Work task: Return, from the data that follows, each line that holds the word "Lieferung".
##### Records shown
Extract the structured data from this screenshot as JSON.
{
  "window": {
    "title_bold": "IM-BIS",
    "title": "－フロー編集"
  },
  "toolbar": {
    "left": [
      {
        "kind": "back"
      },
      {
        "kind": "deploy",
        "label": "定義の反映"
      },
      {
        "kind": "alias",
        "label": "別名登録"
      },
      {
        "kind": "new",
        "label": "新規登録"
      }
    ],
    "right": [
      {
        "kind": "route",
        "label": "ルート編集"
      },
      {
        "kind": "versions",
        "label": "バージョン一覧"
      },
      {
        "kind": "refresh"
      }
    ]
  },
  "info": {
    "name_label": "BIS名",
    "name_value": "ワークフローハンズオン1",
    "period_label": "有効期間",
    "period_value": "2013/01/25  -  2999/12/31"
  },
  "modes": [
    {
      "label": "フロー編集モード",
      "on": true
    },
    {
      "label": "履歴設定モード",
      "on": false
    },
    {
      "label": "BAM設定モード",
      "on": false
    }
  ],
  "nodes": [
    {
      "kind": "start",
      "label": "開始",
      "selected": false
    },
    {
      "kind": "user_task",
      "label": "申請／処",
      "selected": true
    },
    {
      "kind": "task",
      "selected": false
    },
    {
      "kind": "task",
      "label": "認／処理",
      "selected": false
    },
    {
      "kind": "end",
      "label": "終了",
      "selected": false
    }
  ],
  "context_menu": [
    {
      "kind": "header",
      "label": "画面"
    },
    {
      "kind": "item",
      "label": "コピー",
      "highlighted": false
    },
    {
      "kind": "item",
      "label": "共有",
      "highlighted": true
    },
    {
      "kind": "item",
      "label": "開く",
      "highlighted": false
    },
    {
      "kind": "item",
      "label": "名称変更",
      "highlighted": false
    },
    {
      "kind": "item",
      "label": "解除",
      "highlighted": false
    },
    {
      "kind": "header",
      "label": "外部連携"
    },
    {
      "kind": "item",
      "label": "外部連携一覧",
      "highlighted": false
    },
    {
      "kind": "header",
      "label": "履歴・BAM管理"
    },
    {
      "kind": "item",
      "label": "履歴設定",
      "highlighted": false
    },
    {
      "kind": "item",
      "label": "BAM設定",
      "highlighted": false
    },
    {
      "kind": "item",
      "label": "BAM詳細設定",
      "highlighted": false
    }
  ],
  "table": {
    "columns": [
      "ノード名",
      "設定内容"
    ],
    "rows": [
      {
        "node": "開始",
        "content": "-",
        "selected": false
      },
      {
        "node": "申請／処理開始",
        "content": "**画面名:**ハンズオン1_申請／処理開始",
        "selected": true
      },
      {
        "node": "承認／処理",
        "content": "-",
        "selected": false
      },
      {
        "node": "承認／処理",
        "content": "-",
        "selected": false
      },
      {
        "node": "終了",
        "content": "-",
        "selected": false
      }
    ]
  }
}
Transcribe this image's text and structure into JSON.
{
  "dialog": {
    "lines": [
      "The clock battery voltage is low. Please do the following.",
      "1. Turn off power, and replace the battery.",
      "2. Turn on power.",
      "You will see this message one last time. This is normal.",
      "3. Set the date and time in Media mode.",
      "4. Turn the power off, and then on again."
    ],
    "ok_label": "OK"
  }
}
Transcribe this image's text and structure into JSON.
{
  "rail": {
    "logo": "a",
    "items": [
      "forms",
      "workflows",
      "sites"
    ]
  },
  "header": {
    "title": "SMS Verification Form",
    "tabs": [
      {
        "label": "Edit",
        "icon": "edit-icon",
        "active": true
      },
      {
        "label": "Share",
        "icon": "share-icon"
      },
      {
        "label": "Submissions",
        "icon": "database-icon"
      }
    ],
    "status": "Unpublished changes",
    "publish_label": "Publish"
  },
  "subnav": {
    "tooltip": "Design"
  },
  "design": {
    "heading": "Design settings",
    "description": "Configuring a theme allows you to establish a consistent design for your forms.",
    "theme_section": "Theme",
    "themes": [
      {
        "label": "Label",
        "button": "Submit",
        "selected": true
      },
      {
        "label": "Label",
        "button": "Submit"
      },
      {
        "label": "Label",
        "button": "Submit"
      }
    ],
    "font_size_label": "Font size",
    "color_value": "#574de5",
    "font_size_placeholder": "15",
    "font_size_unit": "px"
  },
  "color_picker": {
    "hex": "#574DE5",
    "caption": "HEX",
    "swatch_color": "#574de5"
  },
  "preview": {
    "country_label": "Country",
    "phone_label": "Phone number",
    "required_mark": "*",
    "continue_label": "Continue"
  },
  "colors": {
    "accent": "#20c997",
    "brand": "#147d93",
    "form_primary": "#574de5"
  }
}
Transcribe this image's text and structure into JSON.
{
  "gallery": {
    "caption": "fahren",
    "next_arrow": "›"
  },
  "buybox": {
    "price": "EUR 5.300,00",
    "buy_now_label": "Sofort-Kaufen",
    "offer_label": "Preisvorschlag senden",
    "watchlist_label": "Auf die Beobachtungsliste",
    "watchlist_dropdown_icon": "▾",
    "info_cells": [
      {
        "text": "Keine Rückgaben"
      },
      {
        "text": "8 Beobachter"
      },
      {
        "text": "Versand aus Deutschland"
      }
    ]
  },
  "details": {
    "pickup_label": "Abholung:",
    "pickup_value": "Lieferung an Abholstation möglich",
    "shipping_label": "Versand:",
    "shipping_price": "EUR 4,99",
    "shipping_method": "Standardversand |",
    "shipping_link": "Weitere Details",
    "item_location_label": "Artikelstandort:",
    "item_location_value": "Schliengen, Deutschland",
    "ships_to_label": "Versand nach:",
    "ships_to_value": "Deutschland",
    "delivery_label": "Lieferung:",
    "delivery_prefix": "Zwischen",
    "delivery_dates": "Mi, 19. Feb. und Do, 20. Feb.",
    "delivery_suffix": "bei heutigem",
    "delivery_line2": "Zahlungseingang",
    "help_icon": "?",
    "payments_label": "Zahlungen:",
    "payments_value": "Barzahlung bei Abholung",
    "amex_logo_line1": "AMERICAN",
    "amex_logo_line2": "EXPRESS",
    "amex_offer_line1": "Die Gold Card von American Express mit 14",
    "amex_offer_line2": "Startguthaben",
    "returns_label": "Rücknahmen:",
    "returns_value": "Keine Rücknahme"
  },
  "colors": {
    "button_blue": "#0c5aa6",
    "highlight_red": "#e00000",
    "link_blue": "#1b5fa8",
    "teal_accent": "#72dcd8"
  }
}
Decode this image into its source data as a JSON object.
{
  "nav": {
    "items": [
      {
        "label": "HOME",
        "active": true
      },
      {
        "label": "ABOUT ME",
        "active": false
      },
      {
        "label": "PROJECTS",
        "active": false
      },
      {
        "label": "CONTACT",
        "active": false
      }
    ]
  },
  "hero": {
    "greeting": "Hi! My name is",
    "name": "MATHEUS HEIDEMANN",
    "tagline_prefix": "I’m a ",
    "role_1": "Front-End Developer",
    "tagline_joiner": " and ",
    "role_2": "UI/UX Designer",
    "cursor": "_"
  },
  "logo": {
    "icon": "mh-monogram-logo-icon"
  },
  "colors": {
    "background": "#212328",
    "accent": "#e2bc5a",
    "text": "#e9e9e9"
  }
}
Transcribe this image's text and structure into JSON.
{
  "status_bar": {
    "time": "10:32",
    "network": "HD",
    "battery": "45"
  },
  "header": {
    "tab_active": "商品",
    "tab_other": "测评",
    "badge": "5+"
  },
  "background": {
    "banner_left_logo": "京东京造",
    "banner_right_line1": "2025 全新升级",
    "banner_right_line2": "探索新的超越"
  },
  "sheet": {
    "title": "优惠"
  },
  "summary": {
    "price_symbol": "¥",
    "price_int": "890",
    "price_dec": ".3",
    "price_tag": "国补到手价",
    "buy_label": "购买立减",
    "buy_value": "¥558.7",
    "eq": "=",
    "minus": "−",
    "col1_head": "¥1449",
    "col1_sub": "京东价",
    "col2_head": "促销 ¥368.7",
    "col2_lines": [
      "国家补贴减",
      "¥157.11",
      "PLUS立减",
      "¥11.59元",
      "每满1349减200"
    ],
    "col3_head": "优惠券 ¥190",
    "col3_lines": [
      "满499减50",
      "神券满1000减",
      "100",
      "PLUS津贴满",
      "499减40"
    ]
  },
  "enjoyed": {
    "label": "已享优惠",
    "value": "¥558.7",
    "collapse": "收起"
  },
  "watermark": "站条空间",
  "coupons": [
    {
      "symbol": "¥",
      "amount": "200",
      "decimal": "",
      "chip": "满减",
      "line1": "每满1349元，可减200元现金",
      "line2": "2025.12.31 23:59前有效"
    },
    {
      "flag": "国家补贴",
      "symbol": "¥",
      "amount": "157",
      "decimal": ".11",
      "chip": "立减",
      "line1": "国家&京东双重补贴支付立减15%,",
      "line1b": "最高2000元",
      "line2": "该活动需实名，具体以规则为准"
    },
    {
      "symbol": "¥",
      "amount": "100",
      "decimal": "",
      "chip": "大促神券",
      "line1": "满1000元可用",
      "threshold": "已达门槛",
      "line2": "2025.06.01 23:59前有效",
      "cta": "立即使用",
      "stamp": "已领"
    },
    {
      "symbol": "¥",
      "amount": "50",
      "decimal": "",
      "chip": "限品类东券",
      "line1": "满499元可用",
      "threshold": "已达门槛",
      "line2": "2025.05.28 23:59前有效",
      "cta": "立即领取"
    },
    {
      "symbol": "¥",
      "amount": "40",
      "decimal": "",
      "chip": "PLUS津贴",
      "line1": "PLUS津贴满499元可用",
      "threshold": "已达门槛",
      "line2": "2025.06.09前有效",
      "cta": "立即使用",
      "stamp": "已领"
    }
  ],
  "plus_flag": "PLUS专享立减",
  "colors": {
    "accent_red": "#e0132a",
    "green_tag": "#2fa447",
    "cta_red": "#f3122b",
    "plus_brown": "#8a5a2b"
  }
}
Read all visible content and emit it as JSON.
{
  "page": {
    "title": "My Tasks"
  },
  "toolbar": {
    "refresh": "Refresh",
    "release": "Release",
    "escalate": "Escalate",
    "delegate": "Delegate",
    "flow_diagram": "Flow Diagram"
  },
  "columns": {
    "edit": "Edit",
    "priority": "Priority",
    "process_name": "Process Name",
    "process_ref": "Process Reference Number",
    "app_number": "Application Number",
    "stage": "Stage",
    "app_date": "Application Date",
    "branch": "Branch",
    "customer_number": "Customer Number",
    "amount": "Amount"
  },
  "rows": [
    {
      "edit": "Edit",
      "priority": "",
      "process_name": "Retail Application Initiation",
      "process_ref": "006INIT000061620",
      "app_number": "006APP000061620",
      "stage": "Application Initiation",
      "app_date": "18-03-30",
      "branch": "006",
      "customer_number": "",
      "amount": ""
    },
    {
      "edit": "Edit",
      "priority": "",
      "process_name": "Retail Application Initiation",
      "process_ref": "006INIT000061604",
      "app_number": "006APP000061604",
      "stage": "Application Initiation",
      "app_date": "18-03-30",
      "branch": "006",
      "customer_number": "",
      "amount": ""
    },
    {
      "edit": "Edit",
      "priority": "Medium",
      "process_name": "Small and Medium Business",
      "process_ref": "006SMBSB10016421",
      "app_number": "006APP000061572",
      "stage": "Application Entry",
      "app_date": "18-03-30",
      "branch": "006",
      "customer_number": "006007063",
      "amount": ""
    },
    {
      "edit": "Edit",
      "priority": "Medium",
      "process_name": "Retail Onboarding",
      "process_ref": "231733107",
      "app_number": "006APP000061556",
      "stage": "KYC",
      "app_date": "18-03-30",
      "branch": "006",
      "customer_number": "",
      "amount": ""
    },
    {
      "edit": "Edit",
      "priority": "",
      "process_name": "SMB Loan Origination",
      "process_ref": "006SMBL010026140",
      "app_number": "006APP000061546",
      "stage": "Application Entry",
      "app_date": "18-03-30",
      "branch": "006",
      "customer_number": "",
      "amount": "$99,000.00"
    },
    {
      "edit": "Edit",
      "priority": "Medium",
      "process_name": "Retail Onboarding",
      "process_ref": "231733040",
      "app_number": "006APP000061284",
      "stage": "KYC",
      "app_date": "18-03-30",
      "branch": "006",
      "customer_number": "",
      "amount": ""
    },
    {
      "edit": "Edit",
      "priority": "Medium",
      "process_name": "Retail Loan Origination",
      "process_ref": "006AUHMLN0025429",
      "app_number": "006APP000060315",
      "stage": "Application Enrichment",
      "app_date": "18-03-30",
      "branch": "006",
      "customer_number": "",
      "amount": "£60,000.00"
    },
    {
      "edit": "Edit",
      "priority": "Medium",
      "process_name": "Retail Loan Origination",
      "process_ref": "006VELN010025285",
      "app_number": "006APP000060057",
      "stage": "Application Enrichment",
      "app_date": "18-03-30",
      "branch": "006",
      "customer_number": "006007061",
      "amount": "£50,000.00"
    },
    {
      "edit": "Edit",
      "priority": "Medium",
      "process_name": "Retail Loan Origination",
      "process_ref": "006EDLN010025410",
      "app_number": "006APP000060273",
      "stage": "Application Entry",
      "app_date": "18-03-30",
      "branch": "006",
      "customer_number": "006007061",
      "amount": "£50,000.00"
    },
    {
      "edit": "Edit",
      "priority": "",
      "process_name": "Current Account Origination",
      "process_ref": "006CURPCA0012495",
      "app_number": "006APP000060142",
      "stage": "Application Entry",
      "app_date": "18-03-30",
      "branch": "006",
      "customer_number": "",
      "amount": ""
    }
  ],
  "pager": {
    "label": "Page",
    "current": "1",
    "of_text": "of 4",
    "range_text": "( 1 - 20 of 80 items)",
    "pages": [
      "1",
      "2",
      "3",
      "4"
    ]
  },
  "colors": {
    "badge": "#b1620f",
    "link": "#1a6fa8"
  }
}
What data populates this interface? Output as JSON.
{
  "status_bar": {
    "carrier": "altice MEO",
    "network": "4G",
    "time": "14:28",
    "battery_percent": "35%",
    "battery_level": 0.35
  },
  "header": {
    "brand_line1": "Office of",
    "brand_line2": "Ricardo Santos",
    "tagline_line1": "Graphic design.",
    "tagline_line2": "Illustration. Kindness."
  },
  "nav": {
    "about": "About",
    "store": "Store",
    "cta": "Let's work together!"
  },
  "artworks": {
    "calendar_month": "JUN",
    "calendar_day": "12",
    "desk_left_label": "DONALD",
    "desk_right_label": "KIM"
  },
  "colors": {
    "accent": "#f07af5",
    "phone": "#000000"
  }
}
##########
Exercise answer:
    "pickup_value": "Lieferung an Abholstation möglich",
    "delivery_label": "Lieferung:",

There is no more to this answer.